● **ACTIVITY**:
From the first line to the last, restate every record word for word, leaving out the pictures.

Content starts

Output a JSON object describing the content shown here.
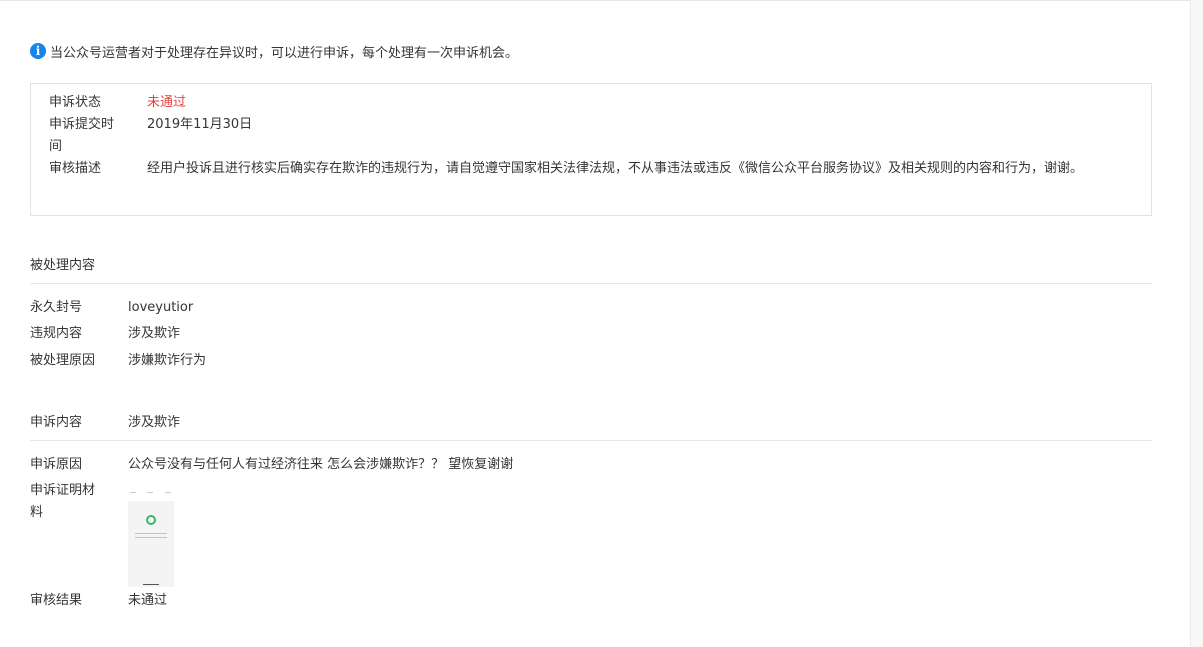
{
  "notice": {
    "icon": "info-icon",
    "text": "当公众号运营者对于处理存在异议时，可以进行申诉，每个处理有一次申诉机会。"
  },
  "appeal_status": {
    "status_label": "申诉状态",
    "status_value": "未通过",
    "submit_label": "申诉提交时间",
    "submit_value": "2019年11月30日",
    "review_label": "审核描述",
    "review_value": "经用户投诉且进行核实后确实存在欺诈的违规行为，请自觉遵守国家相关法律法规，不从事违法或违反《微信公众平台服务协议》及相关规则的内容和行为，谢谢。"
  },
  "handled": {
    "title": "被处理内容",
    "rows": [
      {
        "label": "永久封号",
        "value": "loveyutior"
      },
      {
        "label": "违规内容",
        "value": "涉及欺诈"
      },
      {
        "label": "被处理原因",
        "value": "涉嫌欺诈行为"
      }
    ]
  },
  "appeal": {
    "title": "申诉内容",
    "title_value": "涉及欺诈",
    "reason_label": "申诉原因",
    "reason_value": "公众号没有与任何人有过经济往来 怎么会涉嫌欺诈？？ 望恢复谢谢",
    "evidence_label": "申诉证明材料",
    "result_label": "审核结果",
    "result_value": "未通过"
  },
  "colors": {
    "accent_blue": "#1485ee",
    "status_red": "#e64340",
    "muted_grey": "#9a9a9a"
  }
}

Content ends

● **ANSWER**:
Output a JSON object describing the content shown here.
{
  "notice": {
    "icon": "info-icon",
    "text": "当公众号运营者对于处理存在异议时，可以进行申诉，每个处理有一次申诉机会。"
  },
  "appeal_status": {
    "status_label": "申诉状态",
    "status_value": "未通过",
    "submit_label": "申诉提交时间",
    "submit_value": "2019年11月30日",
    "review_label": "审核描述",
    "review_value": "经用户投诉且进行核实后确实存在欺诈的违规行为，请自觉遵守国家相关法律法规，不从事违法或违反《微信公众平台服务协议》及相关规则的内容和行为，谢谢。"
  },
  "handled": {
    "title": "被处理内容",
    "rows": [
      {
        "label": "永久封号",
        "value": "loveyutior"
      },
      {
        "label": "违规内容",
        "value": "涉及欺诈"
      },
      {
        "label": "被处理原因",
        "value": "涉嫌欺诈行为"
      }
    ]
  },
  "appeal": {
    "title": "申诉内容",
    "title_value": "涉及欺诈",
    "reason_label": "申诉原因",
    "reason_value": "公众号没有与任何人有过经济往来 怎么会涉嫌欺诈？？ 望恢复谢谢",
    "evidence_label": "申诉证明材料",
    "result_label": "审核结果",
    "result_value": "未通过"
  },
  "colors": {
    "accent_blue": "#1485ee",
    "status_red": "#e64340",
    "muted_grey": "#9a9a9a"
  }
}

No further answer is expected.